Dataset rows describing interfaces:
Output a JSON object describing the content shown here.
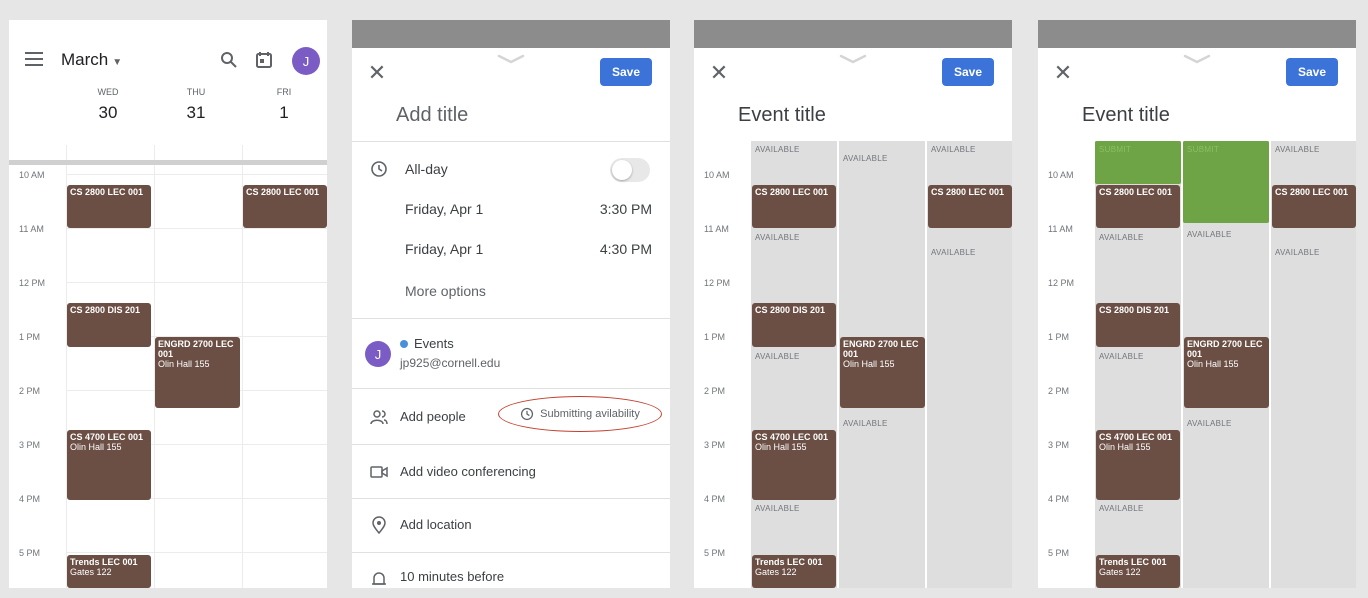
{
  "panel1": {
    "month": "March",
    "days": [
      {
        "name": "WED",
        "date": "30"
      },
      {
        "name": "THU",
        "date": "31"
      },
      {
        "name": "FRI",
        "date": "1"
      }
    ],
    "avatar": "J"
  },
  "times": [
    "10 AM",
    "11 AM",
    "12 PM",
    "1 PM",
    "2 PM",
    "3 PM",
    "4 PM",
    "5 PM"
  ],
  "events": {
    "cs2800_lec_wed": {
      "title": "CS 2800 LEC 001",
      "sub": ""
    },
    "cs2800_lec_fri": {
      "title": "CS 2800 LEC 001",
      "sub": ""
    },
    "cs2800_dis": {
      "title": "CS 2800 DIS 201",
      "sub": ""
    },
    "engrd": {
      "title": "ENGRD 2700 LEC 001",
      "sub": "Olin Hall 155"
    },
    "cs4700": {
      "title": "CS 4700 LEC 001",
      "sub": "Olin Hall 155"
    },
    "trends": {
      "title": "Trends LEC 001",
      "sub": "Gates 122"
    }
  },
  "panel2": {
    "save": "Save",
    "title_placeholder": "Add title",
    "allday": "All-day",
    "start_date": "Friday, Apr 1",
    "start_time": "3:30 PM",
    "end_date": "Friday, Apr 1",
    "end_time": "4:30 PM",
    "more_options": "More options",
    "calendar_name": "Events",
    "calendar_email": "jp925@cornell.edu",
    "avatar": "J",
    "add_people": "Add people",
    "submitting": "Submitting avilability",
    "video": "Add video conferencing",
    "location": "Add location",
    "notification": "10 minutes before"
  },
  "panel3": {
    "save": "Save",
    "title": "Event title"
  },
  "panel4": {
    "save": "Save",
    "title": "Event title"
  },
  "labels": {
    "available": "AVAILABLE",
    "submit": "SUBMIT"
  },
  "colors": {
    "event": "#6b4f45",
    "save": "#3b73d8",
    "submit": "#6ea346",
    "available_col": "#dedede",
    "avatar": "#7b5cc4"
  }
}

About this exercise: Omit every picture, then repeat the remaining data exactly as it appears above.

Response:
Output a JSON object describing the content shown here.
{
  "panel1": {
    "month": "March",
    "days": [
      {
        "name": "WED",
        "date": "30"
      },
      {
        "name": "THU",
        "date": "31"
      },
      {
        "name": "FRI",
        "date": "1"
      }
    ],
    "avatar": "J"
  },
  "times": [
    "10 AM",
    "11 AM",
    "12 PM",
    "1 PM",
    "2 PM",
    "3 PM",
    "4 PM",
    "5 PM"
  ],
  "events": {
    "cs2800_lec_wed": {
      "title": "CS 2800 LEC 001",
      "sub": ""
    },
    "cs2800_lec_fri": {
      "title": "CS 2800 LEC 001",
      "sub": ""
    },
    "cs2800_dis": {
      "title": "CS 2800 DIS 201",
      "sub": ""
    },
    "engrd": {
      "title": "ENGRD 2700 LEC 001",
      "sub": "Olin Hall 155"
    },
    "cs4700": {
      "title": "CS 4700 LEC 001",
      "sub": "Olin Hall 155"
    },
    "trends": {
      "title": "Trends LEC 001",
      "sub": "Gates 122"
    }
  },
  "panel2": {
    "save": "Save",
    "title_placeholder": "Add title",
    "allday": "All-day",
    "start_date": "Friday, Apr 1",
    "start_time": "3:30 PM",
    "end_date": "Friday, Apr 1",
    "end_time": "4:30 PM",
    "more_options": "More options",
    "calendar_name": "Events",
    "calendar_email": "jp925@cornell.edu",
    "avatar": "J",
    "add_people": "Add people",
    "submitting": "Submitting avilability",
    "video": "Add video conferencing",
    "location": "Add location",
    "notification": "10 minutes before"
  },
  "panel3": {
    "save": "Save",
    "title": "Event title"
  },
  "panel4": {
    "save": "Save",
    "title": "Event title"
  },
  "labels": {
    "available": "AVAILABLE",
    "submit": "SUBMIT"
  },
  "colors": {
    "event": "#6b4f45",
    "save": "#3b73d8",
    "submit": "#6ea346",
    "available_col": "#dedede",
    "avatar": "#7b5cc4"
  }
}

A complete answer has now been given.